The South Korean gaming industry is expected to be hit hard following the World Health Organization’s (WHO) decision in May to add ‘gaming disorder’ to its International Classification of Diseases.
But game developers and professional gamers are not too happy with WHO which has described the disorder as a pattern of behavior whereby the player has ‘impaired control’ and gives priority to gaming ‘over other activities to the extent that gaming takes precedence’.
Reports say that due to the classification, South Korea is likely to lose US$9.45 billion in revenue. According to South China Morning Post, South Korea’s economy would take a huge financial hit over a period of three years if the disorder was ‘officially recognized’. Moreover, gaming exports are set to record a further 1.1 trillion won loss by the third year.
In light of this, South Korea’s culture ministry has written a letter to WHO in May highlighting its opposition. The Yonhap news agency said Seoul has opposed the codification of gaming addiction as a disease. The Ministry has also pointed out a study by Konkuk University that highlights people turning to gaming because of stress at school, peer pressure and parental behavior. “From a clinical perspective, the letter asserted that gaming did not directly cause changes in the brain, and pre-existing conditions such as attention deficit hyperactivity disorder could result in compulsive gaming,” a report said.
In regards to gaming addiction, South Korea has a policy in place to curb the problem. The country introduced a law in 2012 to ban children under 16-years-of-age from playing online between midnight and 6 am. This law, known as Cinderella law cost the country, according to SCMP a huge US$2.4 billion in the first three years after its implementation.

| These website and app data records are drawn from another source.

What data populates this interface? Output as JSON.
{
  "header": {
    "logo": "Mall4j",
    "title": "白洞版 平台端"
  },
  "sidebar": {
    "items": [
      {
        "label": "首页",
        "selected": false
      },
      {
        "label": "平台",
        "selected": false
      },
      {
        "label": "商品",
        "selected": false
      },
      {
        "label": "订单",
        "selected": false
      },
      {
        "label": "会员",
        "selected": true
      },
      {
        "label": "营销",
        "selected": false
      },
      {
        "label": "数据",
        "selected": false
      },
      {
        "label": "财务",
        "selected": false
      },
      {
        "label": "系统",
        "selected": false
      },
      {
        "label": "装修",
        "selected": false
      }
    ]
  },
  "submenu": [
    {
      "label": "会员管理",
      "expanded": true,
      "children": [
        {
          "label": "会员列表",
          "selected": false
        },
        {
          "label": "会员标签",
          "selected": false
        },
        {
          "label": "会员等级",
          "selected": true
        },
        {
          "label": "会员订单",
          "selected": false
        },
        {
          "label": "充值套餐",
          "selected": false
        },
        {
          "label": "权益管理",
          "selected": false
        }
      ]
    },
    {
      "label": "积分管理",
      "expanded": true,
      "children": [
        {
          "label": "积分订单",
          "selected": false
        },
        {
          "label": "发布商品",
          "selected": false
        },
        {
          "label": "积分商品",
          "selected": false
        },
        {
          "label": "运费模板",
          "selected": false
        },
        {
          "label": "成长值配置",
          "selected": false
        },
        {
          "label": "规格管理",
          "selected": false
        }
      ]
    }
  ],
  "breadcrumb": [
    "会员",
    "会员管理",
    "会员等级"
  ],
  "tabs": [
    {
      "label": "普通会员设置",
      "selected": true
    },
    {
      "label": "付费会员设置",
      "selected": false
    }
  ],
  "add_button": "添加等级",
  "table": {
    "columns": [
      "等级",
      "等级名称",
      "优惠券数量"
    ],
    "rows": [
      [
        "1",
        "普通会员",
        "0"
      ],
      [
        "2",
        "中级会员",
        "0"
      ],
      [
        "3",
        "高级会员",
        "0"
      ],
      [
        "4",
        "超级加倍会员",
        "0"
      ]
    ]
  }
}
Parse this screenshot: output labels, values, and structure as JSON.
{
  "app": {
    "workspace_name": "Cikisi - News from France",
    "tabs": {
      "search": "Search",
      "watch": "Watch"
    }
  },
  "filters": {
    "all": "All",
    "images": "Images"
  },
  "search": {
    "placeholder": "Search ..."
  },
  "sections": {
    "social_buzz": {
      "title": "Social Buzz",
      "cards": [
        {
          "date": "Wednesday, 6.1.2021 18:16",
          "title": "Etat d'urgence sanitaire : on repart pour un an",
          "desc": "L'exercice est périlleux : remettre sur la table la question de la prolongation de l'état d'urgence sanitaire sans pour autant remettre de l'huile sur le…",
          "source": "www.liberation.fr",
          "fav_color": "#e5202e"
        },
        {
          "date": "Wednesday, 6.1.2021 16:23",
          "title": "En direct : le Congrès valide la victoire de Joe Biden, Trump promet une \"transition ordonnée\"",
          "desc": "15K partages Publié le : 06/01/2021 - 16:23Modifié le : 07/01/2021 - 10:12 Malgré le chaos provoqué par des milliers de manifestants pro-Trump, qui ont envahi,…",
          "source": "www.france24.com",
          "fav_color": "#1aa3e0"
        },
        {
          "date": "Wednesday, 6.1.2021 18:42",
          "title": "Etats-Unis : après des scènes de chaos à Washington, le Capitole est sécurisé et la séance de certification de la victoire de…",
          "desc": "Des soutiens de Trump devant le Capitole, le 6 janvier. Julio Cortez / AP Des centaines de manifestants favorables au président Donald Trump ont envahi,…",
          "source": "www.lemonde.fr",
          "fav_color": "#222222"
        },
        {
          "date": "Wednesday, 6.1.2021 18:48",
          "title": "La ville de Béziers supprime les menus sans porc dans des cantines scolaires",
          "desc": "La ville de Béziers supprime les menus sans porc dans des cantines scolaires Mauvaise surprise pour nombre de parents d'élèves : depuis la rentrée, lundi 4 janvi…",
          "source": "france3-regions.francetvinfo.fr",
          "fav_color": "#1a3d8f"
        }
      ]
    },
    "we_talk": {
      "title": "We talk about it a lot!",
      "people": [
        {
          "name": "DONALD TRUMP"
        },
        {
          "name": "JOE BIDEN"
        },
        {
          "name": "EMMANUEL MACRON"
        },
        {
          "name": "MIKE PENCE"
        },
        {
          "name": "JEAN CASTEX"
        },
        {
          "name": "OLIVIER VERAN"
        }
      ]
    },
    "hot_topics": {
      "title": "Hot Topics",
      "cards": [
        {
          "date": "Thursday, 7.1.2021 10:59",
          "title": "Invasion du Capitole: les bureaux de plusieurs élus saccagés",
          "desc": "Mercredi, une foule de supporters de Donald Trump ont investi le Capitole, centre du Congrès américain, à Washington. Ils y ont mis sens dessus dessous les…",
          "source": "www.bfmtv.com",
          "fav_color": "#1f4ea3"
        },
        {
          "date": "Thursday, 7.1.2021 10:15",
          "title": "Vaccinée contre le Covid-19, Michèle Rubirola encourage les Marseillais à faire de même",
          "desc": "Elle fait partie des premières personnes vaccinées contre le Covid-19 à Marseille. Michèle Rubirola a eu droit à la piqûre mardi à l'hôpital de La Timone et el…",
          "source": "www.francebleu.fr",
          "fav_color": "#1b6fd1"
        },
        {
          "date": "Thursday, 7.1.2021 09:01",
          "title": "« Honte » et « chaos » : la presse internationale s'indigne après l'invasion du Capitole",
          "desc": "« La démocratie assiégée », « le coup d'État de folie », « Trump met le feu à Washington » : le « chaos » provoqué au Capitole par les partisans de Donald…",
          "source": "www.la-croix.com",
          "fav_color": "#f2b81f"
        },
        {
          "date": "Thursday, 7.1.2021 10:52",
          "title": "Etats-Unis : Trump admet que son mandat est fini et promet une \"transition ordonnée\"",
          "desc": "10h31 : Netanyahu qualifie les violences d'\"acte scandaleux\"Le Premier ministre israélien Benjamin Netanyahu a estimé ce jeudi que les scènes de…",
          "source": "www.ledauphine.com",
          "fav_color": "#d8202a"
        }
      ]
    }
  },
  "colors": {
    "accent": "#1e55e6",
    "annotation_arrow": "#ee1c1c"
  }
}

An expert, Shim Yong-Chool from the National Centre for Youth Internet Addiction Treatment, said about 16% of the country’s teens are at risk of developing some kind of gaming addiction. Yong-Chool said that most of the young people he helps to treat who heavily depend on games tend to exhibit signs of depression and use gaming as an escape route. “Treatment focuses more on what is making them depressed, than their addiction to video games,” he explained. “If we do end up adopting WHO’s new measures, we will need to research more into how bad the state of our game addiction situation is and develop better prevention methods for the youth.”
Meanwhile, an economist Wi Jung-Hyun, a professor at Chung-Ang University said they have to see whether games themselves are addictive or if there are outside factors that make people addicted. The professor described it as a clash between generations and compared gamers who overindulged to absentee fathers who went out on fishing trips for weeks on end. He said that more research and survey needs to be done.